**Data records**.
--- START ---

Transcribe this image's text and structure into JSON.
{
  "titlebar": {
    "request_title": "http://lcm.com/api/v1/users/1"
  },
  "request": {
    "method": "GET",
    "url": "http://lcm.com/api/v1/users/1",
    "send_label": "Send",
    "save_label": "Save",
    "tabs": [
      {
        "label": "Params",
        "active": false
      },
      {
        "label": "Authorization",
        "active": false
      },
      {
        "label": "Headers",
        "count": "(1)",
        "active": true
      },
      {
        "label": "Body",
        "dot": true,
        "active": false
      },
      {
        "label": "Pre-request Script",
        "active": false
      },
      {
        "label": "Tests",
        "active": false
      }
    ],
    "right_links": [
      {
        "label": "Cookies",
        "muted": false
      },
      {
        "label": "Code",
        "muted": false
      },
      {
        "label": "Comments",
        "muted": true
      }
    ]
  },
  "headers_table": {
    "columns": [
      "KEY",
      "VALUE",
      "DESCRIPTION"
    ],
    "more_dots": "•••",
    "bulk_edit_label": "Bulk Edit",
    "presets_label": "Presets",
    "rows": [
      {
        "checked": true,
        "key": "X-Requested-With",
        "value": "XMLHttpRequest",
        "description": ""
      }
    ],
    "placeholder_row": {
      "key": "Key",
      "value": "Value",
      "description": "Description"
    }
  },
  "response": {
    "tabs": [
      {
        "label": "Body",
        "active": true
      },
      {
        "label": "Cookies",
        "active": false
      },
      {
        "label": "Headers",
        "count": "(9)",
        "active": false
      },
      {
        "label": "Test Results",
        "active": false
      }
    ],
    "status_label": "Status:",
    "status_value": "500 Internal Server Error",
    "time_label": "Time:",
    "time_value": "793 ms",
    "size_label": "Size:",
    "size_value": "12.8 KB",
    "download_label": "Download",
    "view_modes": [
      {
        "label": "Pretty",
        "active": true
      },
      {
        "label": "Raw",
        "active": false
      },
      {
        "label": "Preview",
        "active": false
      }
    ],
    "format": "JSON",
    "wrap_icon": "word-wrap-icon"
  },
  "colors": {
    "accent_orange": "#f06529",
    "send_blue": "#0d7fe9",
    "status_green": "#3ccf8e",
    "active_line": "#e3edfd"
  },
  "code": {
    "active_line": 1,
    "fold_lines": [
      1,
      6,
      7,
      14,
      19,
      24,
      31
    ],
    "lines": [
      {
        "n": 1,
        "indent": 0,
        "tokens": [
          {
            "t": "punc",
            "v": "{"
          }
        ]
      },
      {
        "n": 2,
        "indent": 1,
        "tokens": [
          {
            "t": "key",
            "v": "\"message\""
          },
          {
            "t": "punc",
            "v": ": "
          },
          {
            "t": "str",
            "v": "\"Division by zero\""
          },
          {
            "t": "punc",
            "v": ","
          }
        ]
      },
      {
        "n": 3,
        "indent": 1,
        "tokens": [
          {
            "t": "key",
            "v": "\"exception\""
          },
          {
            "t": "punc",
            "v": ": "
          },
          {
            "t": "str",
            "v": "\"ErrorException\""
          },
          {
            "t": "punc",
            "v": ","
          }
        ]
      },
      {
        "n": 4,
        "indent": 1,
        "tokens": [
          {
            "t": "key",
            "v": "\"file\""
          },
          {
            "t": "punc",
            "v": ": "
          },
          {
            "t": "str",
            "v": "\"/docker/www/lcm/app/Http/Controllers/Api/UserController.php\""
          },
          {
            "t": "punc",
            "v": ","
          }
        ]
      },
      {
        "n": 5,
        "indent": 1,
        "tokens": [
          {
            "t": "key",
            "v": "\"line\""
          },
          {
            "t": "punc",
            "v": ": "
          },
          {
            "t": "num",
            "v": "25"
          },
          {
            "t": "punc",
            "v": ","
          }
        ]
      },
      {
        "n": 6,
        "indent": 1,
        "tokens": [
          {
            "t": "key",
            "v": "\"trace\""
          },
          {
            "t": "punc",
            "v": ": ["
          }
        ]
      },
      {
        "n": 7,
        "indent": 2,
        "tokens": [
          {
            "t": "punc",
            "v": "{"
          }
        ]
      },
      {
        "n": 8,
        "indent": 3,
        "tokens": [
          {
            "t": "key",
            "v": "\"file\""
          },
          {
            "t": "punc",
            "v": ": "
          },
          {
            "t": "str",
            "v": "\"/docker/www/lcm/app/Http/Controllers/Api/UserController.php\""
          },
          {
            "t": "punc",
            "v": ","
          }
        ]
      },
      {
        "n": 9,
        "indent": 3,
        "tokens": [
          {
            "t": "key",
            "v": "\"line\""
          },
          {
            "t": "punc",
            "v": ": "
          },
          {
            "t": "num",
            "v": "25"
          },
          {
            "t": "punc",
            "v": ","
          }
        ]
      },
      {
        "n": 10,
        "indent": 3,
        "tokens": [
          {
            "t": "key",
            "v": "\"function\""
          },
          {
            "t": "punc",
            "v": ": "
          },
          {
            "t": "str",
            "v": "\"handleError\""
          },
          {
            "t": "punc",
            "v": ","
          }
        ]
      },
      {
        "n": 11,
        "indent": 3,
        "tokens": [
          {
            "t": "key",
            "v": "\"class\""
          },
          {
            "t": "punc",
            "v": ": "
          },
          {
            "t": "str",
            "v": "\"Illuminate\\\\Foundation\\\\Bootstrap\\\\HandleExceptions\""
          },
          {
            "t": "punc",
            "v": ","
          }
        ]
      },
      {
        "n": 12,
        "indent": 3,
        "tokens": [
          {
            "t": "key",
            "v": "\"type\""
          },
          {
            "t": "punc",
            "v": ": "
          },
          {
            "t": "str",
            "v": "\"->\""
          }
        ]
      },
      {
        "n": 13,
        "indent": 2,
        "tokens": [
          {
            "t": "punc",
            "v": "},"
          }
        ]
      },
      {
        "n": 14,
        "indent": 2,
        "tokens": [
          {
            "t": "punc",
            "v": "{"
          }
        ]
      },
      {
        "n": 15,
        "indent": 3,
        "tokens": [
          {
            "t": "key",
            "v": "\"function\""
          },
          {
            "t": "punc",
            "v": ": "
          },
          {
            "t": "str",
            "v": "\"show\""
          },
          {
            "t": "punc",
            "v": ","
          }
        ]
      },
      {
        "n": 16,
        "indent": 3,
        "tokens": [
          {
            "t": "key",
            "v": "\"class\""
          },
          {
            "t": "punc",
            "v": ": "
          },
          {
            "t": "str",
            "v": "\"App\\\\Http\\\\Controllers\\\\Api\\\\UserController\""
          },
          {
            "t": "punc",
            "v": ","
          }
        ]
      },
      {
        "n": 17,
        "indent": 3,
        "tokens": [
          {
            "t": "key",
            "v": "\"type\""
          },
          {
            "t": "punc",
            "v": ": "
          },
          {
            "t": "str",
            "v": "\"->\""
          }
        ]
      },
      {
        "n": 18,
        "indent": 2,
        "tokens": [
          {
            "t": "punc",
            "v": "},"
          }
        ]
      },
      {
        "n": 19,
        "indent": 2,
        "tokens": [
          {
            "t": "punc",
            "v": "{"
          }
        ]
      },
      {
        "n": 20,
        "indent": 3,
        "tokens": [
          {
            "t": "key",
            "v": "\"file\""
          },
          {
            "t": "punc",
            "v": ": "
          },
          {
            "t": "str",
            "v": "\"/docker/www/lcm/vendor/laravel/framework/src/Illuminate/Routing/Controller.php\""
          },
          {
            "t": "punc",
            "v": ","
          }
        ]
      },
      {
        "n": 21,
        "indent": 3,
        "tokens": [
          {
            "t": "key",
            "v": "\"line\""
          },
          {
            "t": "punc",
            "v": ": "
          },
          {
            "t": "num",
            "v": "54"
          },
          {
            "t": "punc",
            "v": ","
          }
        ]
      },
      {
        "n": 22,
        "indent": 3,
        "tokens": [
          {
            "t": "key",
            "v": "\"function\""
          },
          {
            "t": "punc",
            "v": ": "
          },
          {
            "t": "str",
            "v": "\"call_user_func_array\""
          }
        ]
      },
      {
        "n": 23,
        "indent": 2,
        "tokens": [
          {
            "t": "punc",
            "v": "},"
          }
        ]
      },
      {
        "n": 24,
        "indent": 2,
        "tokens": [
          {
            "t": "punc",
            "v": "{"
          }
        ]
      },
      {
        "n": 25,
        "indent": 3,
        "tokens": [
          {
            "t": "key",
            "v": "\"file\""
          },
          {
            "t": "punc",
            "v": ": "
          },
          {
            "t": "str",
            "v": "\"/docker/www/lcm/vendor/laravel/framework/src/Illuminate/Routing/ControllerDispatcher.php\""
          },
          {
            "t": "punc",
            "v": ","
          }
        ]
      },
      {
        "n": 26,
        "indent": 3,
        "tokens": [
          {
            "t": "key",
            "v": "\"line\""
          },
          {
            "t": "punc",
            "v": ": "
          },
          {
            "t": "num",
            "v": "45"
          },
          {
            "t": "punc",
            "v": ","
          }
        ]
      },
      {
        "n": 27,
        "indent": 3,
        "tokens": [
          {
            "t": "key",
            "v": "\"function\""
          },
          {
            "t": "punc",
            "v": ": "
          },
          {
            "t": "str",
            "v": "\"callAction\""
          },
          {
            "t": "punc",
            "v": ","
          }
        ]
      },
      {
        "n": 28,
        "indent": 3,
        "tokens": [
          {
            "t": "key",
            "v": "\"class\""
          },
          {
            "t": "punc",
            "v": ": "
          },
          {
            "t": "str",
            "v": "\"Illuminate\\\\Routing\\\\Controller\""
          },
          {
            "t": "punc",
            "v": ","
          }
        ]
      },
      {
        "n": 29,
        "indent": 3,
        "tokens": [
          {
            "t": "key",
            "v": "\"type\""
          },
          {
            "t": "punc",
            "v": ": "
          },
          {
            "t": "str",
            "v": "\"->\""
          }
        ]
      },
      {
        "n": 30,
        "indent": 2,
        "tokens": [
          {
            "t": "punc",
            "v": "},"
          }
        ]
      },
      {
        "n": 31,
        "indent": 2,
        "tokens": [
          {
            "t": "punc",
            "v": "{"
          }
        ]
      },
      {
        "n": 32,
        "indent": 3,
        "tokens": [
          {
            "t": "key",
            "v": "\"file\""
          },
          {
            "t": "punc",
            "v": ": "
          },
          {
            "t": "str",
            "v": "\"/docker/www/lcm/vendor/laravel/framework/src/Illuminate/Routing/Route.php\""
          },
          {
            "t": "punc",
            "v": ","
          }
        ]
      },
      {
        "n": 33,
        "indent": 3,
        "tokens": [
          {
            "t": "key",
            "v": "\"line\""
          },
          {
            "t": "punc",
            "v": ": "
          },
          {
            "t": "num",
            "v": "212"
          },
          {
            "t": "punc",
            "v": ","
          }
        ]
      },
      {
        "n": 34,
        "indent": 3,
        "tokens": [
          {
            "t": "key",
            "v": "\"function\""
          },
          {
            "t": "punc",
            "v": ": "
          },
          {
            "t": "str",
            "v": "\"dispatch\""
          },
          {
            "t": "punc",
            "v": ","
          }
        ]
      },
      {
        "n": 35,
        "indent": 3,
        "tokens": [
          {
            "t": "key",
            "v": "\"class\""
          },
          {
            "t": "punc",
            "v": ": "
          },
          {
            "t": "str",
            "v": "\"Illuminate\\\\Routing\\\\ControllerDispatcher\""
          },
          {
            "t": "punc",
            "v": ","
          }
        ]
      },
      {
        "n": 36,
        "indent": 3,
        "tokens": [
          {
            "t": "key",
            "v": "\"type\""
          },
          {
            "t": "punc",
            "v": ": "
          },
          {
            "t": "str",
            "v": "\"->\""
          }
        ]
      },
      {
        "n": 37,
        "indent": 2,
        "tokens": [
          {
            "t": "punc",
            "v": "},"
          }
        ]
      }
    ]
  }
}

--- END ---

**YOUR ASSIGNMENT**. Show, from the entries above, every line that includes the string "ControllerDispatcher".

**ANSWER**.
            "v": "\"/docker/www/lcm/vendor/laravel/framework/src/Illuminate/Routing/ControllerDispatcher.php\""
            "v": "\"Illuminate\\\\Routing\\\\ControllerDispatcher\""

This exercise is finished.